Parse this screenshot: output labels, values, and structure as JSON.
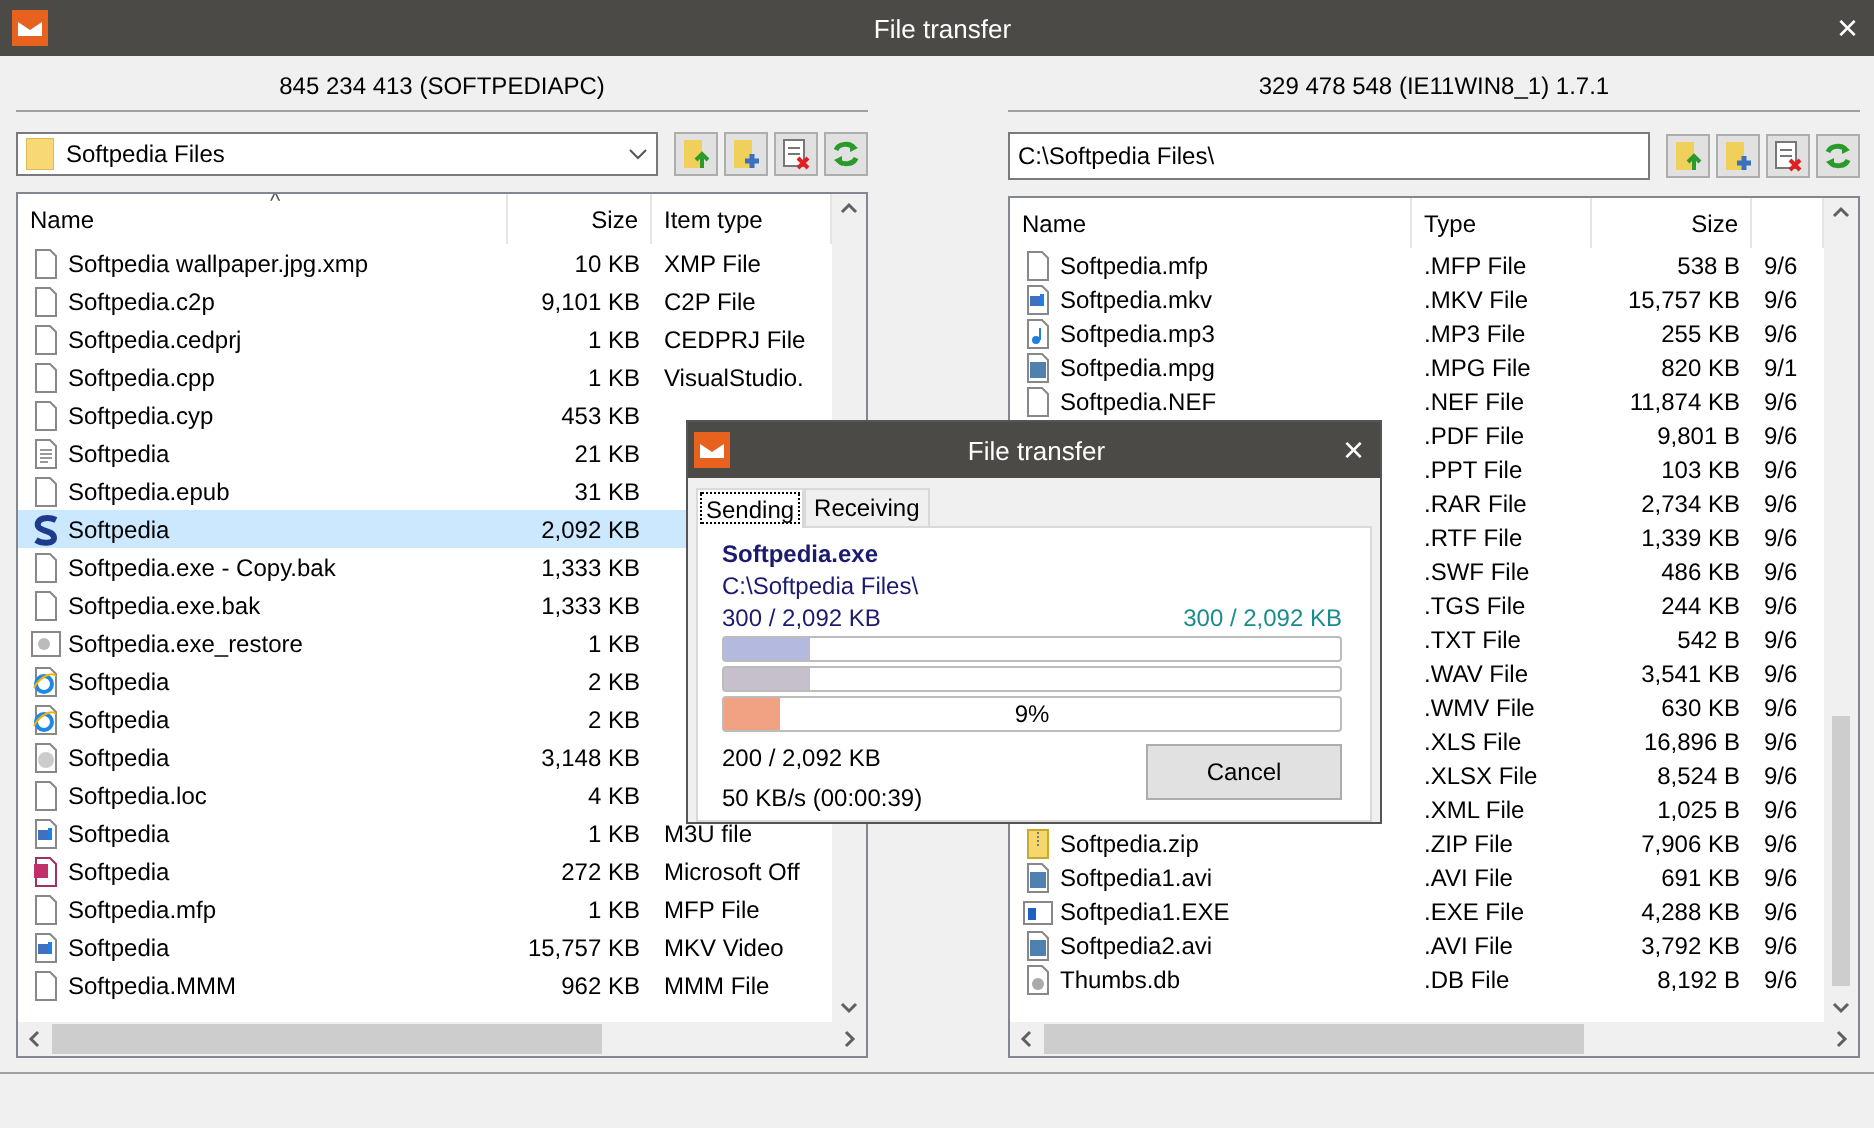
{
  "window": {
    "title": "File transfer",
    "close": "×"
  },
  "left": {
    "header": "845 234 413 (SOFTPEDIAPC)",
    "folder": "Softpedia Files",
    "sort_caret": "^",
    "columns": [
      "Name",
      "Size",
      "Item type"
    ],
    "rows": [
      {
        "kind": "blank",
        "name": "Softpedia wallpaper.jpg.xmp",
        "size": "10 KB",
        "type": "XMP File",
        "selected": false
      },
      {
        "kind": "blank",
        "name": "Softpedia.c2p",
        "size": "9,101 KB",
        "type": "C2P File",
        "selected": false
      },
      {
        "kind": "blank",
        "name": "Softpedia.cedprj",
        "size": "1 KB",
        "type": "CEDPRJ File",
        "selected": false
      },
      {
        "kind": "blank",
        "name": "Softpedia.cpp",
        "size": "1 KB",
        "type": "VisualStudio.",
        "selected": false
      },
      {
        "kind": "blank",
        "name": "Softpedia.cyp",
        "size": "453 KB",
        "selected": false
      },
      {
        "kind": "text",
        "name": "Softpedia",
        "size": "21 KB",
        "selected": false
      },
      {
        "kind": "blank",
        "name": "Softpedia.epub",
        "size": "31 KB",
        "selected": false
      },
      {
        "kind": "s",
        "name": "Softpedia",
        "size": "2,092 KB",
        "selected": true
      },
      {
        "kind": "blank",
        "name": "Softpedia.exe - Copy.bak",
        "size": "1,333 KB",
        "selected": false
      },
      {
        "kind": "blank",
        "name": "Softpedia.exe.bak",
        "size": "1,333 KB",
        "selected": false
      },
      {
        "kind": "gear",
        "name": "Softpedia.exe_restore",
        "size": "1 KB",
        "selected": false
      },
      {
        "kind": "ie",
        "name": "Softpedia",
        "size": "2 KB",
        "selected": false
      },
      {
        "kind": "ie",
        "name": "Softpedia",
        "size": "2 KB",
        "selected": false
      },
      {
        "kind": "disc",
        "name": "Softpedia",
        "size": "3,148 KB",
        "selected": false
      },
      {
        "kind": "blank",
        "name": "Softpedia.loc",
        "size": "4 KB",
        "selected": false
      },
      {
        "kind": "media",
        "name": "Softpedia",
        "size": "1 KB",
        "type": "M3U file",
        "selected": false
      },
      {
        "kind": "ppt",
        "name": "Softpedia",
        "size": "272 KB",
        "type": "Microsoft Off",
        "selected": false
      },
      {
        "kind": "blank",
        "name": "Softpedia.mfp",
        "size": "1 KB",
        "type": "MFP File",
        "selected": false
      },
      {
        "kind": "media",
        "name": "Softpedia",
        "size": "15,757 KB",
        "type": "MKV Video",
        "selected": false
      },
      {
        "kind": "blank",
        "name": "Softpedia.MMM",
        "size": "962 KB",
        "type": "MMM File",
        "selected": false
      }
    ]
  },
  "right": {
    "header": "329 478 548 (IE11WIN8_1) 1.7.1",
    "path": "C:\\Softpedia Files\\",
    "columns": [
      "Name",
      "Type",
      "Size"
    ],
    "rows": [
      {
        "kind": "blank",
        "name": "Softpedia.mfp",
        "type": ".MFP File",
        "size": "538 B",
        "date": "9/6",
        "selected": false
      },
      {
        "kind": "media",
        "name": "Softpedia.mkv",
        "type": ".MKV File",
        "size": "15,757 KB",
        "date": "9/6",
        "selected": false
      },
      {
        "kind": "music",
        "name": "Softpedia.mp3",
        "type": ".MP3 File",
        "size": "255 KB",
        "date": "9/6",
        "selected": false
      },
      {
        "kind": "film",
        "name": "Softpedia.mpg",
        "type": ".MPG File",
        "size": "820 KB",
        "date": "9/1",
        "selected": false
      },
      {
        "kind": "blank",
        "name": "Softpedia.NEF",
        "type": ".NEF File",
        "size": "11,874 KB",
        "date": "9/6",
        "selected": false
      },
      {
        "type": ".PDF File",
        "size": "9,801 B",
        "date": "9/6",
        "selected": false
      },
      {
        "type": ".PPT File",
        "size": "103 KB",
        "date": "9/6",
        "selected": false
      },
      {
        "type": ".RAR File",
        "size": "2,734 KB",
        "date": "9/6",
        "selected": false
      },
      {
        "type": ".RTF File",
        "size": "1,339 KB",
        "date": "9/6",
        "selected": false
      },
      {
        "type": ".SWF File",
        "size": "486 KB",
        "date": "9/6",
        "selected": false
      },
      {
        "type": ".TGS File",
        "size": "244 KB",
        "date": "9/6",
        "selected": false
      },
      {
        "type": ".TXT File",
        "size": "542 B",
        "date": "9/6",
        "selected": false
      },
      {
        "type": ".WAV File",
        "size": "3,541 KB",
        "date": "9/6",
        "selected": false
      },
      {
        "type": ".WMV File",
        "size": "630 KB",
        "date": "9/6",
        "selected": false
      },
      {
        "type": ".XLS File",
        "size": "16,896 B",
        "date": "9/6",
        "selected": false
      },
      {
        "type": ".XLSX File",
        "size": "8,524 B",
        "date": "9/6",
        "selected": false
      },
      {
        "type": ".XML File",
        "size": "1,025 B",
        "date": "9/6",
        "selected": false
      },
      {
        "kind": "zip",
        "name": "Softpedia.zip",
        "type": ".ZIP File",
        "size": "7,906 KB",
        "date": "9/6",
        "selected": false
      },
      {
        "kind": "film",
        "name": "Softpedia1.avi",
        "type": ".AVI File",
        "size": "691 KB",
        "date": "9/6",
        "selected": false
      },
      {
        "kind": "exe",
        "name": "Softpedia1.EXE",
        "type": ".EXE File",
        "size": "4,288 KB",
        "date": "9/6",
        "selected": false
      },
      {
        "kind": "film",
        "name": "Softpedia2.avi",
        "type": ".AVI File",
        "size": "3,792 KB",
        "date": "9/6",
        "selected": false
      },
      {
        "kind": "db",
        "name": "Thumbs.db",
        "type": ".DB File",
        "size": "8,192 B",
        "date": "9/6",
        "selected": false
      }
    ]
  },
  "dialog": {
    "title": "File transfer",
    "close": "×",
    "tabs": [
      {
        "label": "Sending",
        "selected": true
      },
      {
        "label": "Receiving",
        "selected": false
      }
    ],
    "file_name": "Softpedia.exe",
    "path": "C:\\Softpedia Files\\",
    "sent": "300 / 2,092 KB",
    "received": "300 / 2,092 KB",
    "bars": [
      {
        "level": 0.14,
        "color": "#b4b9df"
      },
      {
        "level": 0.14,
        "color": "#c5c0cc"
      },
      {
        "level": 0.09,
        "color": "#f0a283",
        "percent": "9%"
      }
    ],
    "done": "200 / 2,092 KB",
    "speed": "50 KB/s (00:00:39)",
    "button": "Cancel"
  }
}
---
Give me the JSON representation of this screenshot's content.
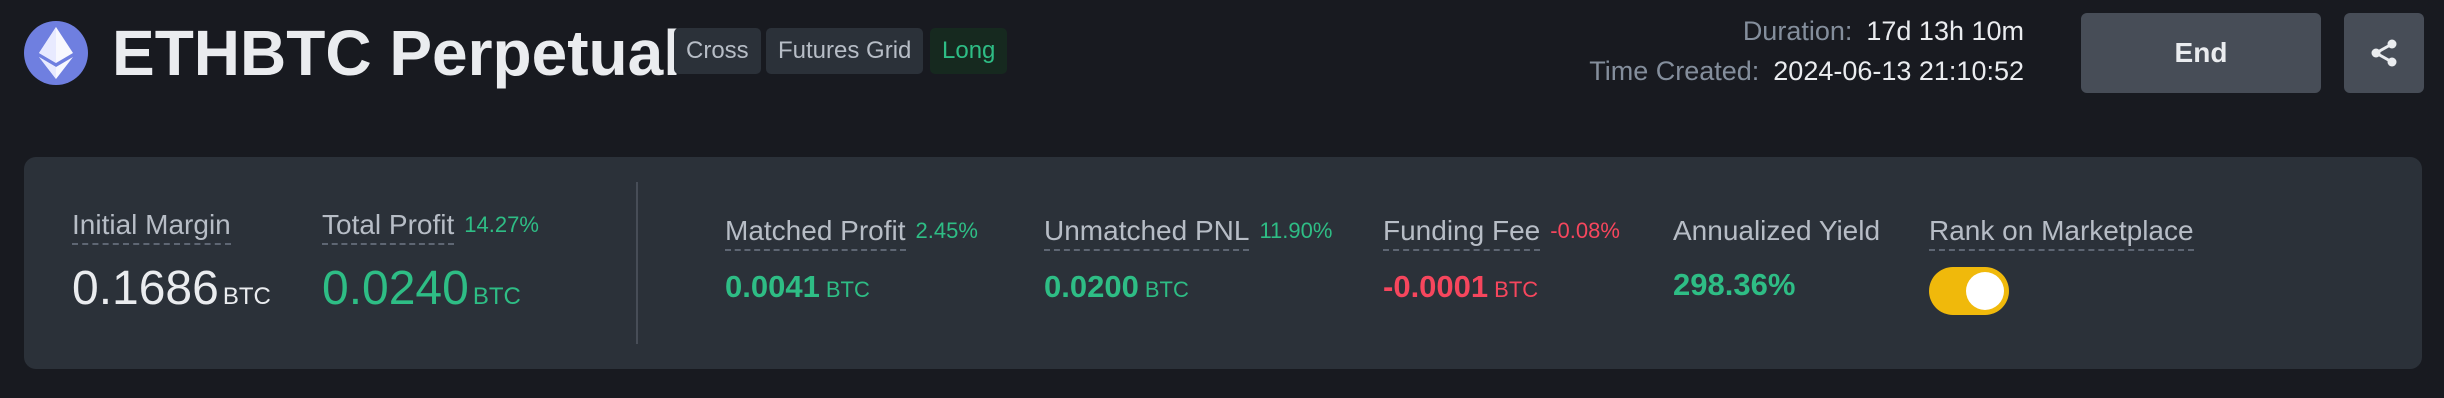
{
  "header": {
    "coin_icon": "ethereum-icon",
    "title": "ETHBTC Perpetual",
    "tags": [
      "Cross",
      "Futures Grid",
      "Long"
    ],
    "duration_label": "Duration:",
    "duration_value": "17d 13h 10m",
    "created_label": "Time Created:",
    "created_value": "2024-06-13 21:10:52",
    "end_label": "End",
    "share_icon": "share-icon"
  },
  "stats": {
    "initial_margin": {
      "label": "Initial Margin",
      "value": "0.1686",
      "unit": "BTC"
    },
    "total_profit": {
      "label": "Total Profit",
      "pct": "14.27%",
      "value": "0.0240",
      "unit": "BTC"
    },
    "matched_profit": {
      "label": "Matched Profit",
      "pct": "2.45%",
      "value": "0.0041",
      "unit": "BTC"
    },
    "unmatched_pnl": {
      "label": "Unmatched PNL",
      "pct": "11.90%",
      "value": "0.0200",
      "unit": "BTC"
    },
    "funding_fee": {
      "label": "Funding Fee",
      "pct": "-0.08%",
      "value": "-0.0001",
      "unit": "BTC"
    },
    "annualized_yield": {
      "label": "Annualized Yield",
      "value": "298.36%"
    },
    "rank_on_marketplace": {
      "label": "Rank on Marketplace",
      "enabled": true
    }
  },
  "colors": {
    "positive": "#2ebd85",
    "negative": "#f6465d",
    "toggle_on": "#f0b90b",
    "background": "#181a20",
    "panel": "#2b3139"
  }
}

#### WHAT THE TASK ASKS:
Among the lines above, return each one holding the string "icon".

#### FINAL ANSWER:
    "coin_icon": "ethereum-icon",
    "share_icon": "share-icon"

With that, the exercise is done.